The 4-year-old stallion is also notable as he is the very last foal Storm Cat (TB) sired.

Stray Cat has now won or placed in seven of 15 career starts and earned $45,398. In his previous start, he was fourth in the Red Cell Sunland Distance Challenge (G3).

Stray Cat is a homebred racing for a partnership of Vessels Stallion farm and musician Lyle Lovett.

“Scoop and I met Lyle Lovett after one of his concerts in San Diego,” explains Bonnie Vessels. “We went backstage after the concert, where Lyle meets fans in kind of a reception line. We were all in line, and Lyle would meet each of us one by one, chat for a moment and then turn and meet the next person in line. I got to him, introduced myself, Lyle said nice to meet you, this and that. I stepped forward and Scoop stepped up, introduced himself and they shook hands, Lyle said nice to meet you, yada-yada. Then Scoop started to step away and Lyle turned to the next person, and all of a sudden he stopped, swung back around and said ‘What did you say your name was?’ Scoop said ‘Scoop Vessels.’ Lyle said ‘You have First Down Dash! Don’t go away, stick around, we need to talk!’ So later on, after the line was all finished we got together and talked, and we became really good friends.”

The friendship developed into the partnership.

Storm Cat (TB), who died in April, was a son of Storm Bird out of the Secretariat mare Terlingua. The stallion was a Grade I winner on the racetrack, and, when he retired, he would go on to one of the most famous sire careers in Thoroughbred racing history. Standing at Overbrook Farm, Storm Cat sired the earners of more than $127 million and, at his peak, stood for a stud fee of $500,000. While Stray Cat is the first and only American Quarter Horse by Storm Cat, the Thoroughbred stallion has had an influence on the breed through his sons. Among his leading sons at stud are Devon Lane (TB), sire of the earners of more than $1.8 million; Hennessy (TB), sire of Grade 1 winner Check Him Out ($418,528) and stakes winner Masters Call ($108,757); and Dome (TB), sire of champion High On Cat ($181,856).

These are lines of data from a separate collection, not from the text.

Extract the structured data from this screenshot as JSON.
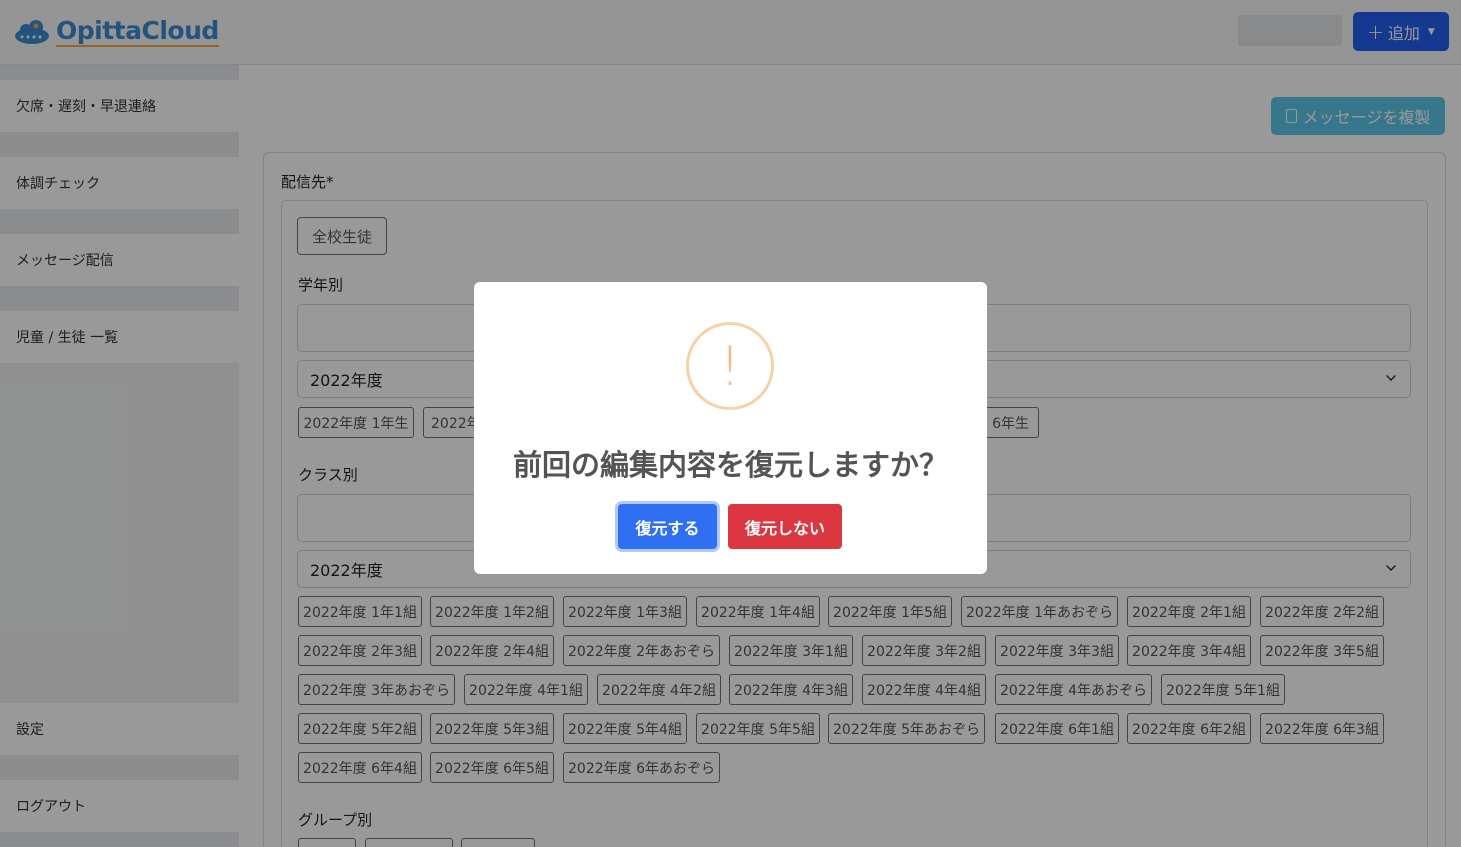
{
  "header": {
    "logo_text": "OpittaCloud",
    "add_button": {
      "plus": "+",
      "label": "追加"
    }
  },
  "sidebar": {
    "items": [
      {
        "label": "欠席・遅刻・早退連絡"
      },
      {
        "label": "体調チェック"
      },
      {
        "label": "メッセージ配信"
      },
      {
        "label": "児童 / 生徒 一覧"
      },
      {
        "label": "設定"
      },
      {
        "label": "ログアウト"
      }
    ]
  },
  "main": {
    "copy_button": "メッセージを複製",
    "recipient_label": "配信先*",
    "all_students_button": "全校生徒",
    "grade_section": {
      "label": "学年別",
      "year_select": "2022年度",
      "chips": [
        "2022年度 1年生",
        "2022年",
        "6年生"
      ]
    },
    "class_section": {
      "label": "クラス別",
      "year_select": "2022年度",
      "chips": [
        "2022年度 1年1組",
        "2022年度 1年2組",
        "2022年度 1年3組",
        "2022年度 1年4組",
        "2022年度 1年5組",
        "2022年度 1年あおぞら",
        "2022年度 2年1組",
        "2022年度 2年2組",
        "2022年度 2年3組",
        "2022年度 2年4組",
        "2022年度 2年あおぞら",
        "2022年度 3年1組",
        "2022年度 3年2組",
        "2022年度 3年3組",
        "2022年度 3年4組",
        "2022年度 3年5組",
        "2022年度 3年あおぞら",
        "2022年度 4年1組",
        "2022年度 4年2組",
        "2022年度 4年3組",
        "2022年度 4年4組",
        "2022年度 4年あおぞら",
        "2022年度 5年1組",
        "2022年度 5年2組",
        "2022年度 5年3組",
        "2022年度 5年4組",
        "2022年度 5年5組",
        "2022年度 5年あおぞら",
        "2022年度 6年1組",
        "2022年度 6年2組",
        "2022年度 6年3組",
        "2022年度 6年4組",
        "2022年度 6年5組",
        "2022年度 6年あおぞら"
      ]
    },
    "group_section": {
      "label": "グループ別"
    }
  },
  "modal": {
    "icon": "exclamation-icon",
    "icon_glyph": "!",
    "title": "前回の編集内容を復元しますか？",
    "confirm_button": "復元する",
    "deny_button": "復元しない"
  }
}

In 2008, Storm Cat was pensioned due to declining fertility. A partnership of Vessels Stallion Farm and musician Lyle Lovett took advantage of a process known as intra-cytoplasmic sperm injection (ICSI) to breed Stray Cat. They bred Storm Cat to the champion First Down Dash mare Your First Moon.

Your First Moon is a Vessels homebred, and was the sport’s champion 2-year-old and champion 2-year-old filly in 2001. The mare won seven of 19 starts, including the Los Alamitos Million Futurity (G1) and Governor’s Cup Futurity (RG1), and earned $750,726.

Your First Moon is by American Quarter Horse racing’s all-time sire, First Down Dash, who has sired the earners of more than $79.5 million. Her dam is the Beduino (TB) mare Moon Arisen, who has produced the earners of more than $1.4 million.

Your First Moon has produced six winners from nine starters, including stakes winner Jess My Moon (by Mr Jess Perry, $78,150) and Moonin The Chicks (by Looking For Chicks, $58,278).

“After Stray Cat was foaled, he was out in the central pasture with a bunch of other foals,” Bonnie says. “Scoop was always out there, checking on him almost every day. Pretty soon, everybody had heard about the Storm Cat colt, and so of course everybody wanted to see him. Scoop would take them out to see him, and it didn’t take Stray Cat long to figure out that he was the star. Scoop would set him up for people to look at him and take photos, but pretty quick he didn’t have to do that anymore. Stray Cat would set himself up. It was like he was saying, ‘OK, you can look at me, enjoy the view!’ ”

Look for a more in-depth story on Stray Cat in the July Q-Racing Journal.